Focus Group Ending: The original ending (where Ash oversleeps after taking a sleeping potion and awakens in a post-apocalyptic future) was changed after negative test audience reaction. A new ending was reshot and used for the theatrical release. Fortunately the new ending includes a whole additional action sequence and originates one of Ash's iconic catchphrases, "Hail to the king, baby!"
No Export for You: The sole DVD release to include fully remastered footage of the extended material is available only in Region 3 (Asia) coding. All US and European releases use the same terrible-looking VHS transfer for the extra scenes. Copies are inexpensive and easy enough to find online, but a region-free DVD player is needed to watch it. The quality of the Director's Cut footage has been noticeably improved with Shout! Factory's 2015 release of the film on Blu-Ray.
Ash's girlfriend Linda briefly returns in the opening recap sequence, now played by Bridget Fonda, replacing Denise Bixler (who herself replaced Betsy Baker).

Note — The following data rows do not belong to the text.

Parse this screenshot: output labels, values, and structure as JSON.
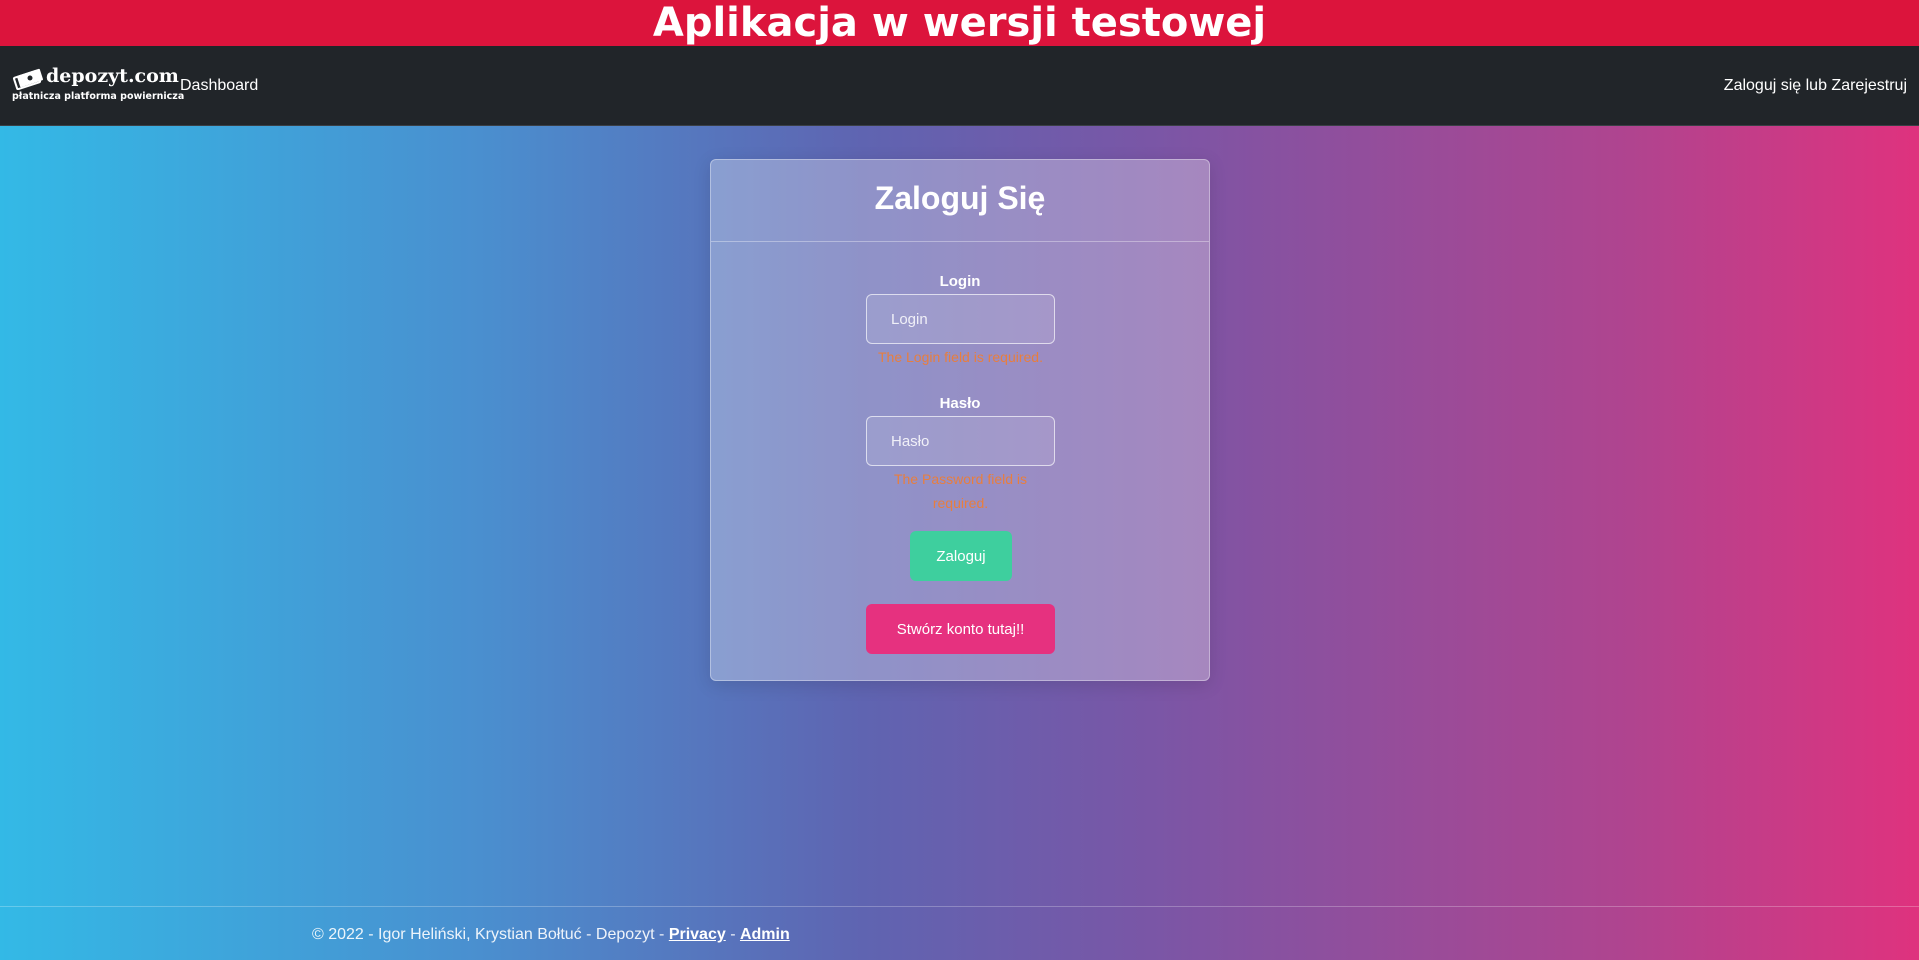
{
  "banner": {
    "text": "Aplikacja w wersji testowej"
  },
  "navbar": {
    "brand_name": "depozyt.com",
    "brand_tagline": "płatnicza platforma powiernicza",
    "dashboard_label": "Dashboard",
    "auth_label": "Zaloguj się lub Zarejestruj"
  },
  "login_card": {
    "title": "Zaloguj Się",
    "login": {
      "label": "Login",
      "placeholder": "Login",
      "value": "",
      "error": "The Login field is required."
    },
    "password": {
      "label": "Hasło",
      "placeholder": "Hasło",
      "value": "",
      "error": "The Password field is required."
    },
    "submit_label": "Zaloguj",
    "register_label": "Stwórz konto tutaj!!"
  },
  "footer": {
    "copyright": "© 2022 - Igor Heliński, Krystian Bołtuć - Depozyt - ",
    "separator": " - ",
    "privacy_label": "Privacy",
    "admin_label": "Admin"
  },
  "colors": {
    "banner": "#dc143c",
    "navbar": "#212529",
    "error": "#e87e3e",
    "login_button": "#3ecf9e",
    "register_button": "#e6317f"
  },
  "icons": {
    "brand": "banknotes-icon"
  }
}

In the Latin American Spanish dub, Jesús Barrero provides the voice of Ash this time around.
Throw It In!: Ash was not originally supposed to say anything before his and Sheila's love scene. On the day of filming, Sam Raimi suddenly (to his own great amusement) came up with "gimme some sugar, baby," and wrote it into the script.
Bruce Campbell's father and older brother appear as knights of Lord Arthur. Campbell's brother, Don, is one of the soldiers that grabs Ash in the beginning of the film, while his father, Charles Campbell, is one of the knights that gets killed early on in the battle at the castle.
Sam Raimi's brother, Ted, also cameos in the film, as he does often in his films. In fact, he plays four people in the film.
Refitted for Sequel: Army of Darkness was originally conceived as the second film in the series, and some trade magazines even released advertisements announcing its production (under the title of Evil Dead II: Evil Dead and the Army of Darkness) in 1984. Thanks to a lowered budget and Dino De Laurentiis desiring a movie that was more like the original, that concept was shelved in favor of the Evil Dead II we know and love. Thankfully, Army eventually got made anyway.
The opening scene as originally scripted actually matched up properly with the ending of Evil Dead II, with Ash being immediately hailed by the knights as the 'hero from the sky'. The familiar moment is followed by a skeptical Arthur arriving onto the scene, cutting Ash with his sword as proof that he's not the true hero, because "the one written in the Book would not bleed". When it's suggested that Ash be thrown into the pit as a test of his skill, he runs away, leading to an extended fight scene which ends with him being defeated and, as in the final version, enslaved.
The "Yo, she-bitch!" scene was written to be far more elaborate, with the battle being set in an ancient ruin in which the Deadite would fight back by knocking down the crumbling pillars. Preparations for the scene began, with all of the miniatures already constructed, but as filming went on and the budget tightened up, it was decided to cut the scene down and simplify it.
Charles Napier was supposed to play Ash's boss at S-Mart, but the part was cut.
Approval of God: Bruce Campbell likes the 1992 Dark Horse comic adaptation. Although if asked about the Dynamite Entertainment Army comics, he'll discuss his disapproval of them and how it isn't right that film studios can give someone else the rights to a series and do what they want with it without his or Sam Raimi's approval.